[Dataset excerpts]
• • •
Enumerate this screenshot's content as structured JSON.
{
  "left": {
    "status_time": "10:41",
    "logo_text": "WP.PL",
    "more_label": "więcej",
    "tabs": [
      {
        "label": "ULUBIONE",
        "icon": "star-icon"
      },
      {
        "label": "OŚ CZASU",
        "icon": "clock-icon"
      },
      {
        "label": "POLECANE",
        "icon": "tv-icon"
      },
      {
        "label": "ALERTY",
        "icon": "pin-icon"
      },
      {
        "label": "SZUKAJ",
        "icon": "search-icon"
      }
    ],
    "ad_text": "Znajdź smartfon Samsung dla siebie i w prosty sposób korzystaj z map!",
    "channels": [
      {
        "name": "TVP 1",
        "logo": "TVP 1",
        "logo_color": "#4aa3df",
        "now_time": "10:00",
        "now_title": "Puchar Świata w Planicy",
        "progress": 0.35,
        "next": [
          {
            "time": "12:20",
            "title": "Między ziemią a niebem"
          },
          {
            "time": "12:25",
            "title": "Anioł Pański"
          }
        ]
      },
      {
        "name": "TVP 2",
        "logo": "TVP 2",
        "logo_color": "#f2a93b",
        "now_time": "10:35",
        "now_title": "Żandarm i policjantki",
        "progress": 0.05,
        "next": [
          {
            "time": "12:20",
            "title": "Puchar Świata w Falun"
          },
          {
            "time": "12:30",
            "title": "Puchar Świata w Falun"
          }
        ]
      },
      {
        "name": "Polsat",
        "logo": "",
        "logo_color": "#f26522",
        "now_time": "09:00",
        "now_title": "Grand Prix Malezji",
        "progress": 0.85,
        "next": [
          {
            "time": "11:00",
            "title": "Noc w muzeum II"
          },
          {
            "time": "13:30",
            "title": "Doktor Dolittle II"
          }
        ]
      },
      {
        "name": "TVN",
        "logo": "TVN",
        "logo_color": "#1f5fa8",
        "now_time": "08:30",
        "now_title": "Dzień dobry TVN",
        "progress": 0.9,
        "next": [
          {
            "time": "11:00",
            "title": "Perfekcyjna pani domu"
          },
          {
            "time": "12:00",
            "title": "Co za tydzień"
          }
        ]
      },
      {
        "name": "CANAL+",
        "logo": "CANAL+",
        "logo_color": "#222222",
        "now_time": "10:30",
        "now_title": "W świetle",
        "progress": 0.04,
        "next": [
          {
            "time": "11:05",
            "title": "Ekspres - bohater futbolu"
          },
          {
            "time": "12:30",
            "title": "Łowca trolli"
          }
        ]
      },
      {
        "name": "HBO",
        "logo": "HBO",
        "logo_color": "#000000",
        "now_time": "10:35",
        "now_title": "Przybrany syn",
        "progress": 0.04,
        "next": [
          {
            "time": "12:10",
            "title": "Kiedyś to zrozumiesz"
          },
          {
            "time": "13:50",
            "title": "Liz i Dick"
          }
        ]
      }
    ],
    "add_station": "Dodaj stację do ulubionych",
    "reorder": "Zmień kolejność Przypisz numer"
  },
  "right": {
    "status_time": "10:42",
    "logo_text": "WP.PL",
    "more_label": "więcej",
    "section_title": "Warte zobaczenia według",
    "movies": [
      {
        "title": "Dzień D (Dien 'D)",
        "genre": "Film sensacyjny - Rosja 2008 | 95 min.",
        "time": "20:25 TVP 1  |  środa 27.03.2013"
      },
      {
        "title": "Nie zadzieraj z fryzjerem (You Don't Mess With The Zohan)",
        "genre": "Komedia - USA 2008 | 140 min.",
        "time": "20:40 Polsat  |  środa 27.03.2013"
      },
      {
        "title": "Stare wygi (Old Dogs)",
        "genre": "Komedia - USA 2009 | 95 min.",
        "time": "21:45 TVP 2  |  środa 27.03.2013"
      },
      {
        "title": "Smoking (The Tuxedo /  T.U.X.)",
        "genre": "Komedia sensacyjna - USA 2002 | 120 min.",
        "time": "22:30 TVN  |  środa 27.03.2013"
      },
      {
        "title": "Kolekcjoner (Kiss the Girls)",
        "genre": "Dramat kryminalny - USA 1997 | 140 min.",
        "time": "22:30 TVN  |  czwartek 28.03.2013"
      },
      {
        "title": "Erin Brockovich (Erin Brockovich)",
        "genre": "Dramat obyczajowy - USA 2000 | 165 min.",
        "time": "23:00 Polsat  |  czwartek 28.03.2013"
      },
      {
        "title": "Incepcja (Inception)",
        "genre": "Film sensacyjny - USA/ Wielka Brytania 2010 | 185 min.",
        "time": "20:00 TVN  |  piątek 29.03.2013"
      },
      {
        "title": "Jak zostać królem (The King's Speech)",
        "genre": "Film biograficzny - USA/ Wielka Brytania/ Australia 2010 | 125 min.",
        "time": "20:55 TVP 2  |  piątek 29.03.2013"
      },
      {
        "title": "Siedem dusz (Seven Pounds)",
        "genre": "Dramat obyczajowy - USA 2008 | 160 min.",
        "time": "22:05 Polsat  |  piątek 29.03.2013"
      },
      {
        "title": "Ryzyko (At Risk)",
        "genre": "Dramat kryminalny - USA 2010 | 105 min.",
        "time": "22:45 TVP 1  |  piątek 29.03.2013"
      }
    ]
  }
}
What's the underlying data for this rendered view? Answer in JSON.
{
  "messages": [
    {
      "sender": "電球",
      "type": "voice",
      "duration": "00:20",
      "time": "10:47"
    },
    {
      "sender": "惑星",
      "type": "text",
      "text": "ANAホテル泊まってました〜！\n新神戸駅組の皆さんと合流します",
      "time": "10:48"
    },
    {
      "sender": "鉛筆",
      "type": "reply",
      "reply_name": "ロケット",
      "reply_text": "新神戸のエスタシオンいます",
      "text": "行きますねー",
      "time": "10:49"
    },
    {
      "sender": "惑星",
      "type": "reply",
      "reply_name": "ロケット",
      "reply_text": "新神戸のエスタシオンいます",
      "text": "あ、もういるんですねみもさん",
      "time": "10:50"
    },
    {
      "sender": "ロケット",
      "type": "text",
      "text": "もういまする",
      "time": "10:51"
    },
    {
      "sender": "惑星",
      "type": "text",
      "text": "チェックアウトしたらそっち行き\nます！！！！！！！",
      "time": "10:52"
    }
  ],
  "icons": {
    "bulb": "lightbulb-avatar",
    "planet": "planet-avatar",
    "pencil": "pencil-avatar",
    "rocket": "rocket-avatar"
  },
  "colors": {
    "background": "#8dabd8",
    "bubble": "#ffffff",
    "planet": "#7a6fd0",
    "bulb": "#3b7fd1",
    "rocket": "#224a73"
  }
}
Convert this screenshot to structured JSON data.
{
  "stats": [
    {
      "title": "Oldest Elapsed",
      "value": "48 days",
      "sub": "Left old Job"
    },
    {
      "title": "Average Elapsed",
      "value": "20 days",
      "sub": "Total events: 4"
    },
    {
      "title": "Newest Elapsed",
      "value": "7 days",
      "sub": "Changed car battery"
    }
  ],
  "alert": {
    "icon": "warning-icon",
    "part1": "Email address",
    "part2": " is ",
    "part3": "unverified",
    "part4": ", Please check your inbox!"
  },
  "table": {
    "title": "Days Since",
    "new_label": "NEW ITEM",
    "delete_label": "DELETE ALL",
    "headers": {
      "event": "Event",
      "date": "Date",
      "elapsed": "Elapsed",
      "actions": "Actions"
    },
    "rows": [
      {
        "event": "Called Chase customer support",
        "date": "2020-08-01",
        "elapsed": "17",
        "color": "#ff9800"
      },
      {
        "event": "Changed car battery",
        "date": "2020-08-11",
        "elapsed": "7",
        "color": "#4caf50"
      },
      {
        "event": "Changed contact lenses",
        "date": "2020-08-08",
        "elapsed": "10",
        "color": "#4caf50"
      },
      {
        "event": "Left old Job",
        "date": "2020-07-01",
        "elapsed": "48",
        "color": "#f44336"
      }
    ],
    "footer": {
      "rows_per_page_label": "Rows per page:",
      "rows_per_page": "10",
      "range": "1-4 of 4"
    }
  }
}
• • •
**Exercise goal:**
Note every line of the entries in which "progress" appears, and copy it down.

**Solution to this task:**
        "progress": 0.35,
        "progress": 0.05,
        "progress": 0.85,
        "progress": 0.9,
        "progress": 0.04,
        "progress": 0.04,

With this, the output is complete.